Phosphorus is one of the most important nutrients in aquatic environments because of the role that it plays in eutrophication. Increased amounts of phosphorus stimulate excessive growth of nuisance plants, which have negative impacts on waterbodies. Urban runoff and sediment fall under various sources of phosphorus. Sediments act as sources as well as phosphorus storage tanks. Processes of adsorption and desorption which occur -at the sediment water interface make phosphorus available for excessive plant growth. Information relating to these processes, and other limnological processes, serves as a guideline to the understanding of the courses and methods of control of eutrophication. In the study of phosphorus dynamics in Rondevlei, a small eutrophic lakelet in southern Africa, five stations were monitored during spring, summer, autumn and winter of 1988. Temperature, oxygen, electrical conductivity and pH were determined in the field. Soluble Reactive Phosphorus (SRP), calcium (Ca), Total Dissolved Solids (TDS), Total Suspended Solids (TSS) and Particulate Organic Matter (POM) were measured in the laboratory.
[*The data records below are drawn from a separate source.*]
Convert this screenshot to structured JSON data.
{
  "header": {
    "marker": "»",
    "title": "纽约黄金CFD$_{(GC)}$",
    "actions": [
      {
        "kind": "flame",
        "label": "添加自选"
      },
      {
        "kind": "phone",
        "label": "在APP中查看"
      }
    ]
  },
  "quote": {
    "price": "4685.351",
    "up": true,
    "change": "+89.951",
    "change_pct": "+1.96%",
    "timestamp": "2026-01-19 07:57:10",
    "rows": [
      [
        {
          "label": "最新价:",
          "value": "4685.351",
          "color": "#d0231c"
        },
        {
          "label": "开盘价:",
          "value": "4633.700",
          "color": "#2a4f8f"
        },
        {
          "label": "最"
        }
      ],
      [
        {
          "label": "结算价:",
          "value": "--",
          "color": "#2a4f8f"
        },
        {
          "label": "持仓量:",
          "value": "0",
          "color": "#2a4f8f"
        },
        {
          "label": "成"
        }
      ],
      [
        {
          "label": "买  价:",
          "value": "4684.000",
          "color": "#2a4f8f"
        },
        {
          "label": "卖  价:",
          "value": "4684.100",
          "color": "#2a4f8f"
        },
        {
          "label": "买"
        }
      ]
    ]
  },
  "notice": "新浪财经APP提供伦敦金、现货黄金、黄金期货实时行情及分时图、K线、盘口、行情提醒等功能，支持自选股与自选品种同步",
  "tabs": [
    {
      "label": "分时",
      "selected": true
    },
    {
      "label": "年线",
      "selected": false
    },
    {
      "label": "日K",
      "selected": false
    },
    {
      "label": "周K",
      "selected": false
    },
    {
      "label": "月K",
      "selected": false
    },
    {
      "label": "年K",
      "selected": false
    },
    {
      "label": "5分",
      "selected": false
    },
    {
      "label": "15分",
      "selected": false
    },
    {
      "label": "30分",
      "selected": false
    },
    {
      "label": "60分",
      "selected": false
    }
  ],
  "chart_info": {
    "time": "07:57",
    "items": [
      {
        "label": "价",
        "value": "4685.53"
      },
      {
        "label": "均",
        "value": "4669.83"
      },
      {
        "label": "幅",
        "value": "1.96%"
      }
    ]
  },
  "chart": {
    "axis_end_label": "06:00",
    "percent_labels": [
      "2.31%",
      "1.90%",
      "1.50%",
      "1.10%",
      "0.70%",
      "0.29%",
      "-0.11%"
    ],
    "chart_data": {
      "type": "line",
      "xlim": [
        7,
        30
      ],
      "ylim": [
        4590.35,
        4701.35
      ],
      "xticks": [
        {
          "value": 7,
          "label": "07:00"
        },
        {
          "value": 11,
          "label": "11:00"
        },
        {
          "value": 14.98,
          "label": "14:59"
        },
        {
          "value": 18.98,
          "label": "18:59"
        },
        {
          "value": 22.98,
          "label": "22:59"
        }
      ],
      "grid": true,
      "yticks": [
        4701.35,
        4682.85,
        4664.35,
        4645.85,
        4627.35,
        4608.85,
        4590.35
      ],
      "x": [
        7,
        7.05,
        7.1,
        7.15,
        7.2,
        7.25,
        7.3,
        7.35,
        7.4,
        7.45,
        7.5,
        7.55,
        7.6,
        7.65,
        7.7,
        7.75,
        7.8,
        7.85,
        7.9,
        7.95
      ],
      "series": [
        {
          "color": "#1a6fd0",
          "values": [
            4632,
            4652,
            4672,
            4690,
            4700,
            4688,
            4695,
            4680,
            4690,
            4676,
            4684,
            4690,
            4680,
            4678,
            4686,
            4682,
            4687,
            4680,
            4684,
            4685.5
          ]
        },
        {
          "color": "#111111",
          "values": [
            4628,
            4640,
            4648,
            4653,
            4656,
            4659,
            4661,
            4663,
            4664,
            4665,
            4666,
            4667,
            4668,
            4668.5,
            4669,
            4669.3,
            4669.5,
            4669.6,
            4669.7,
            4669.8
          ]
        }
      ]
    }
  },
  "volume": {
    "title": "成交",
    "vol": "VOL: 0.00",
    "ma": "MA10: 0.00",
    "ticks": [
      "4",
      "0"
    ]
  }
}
Bibliography: leaves 120-134.
Semmelink, M. 1991. An introduction to the study of phosphorus dynamics in Rondevlei. University of Cape Town.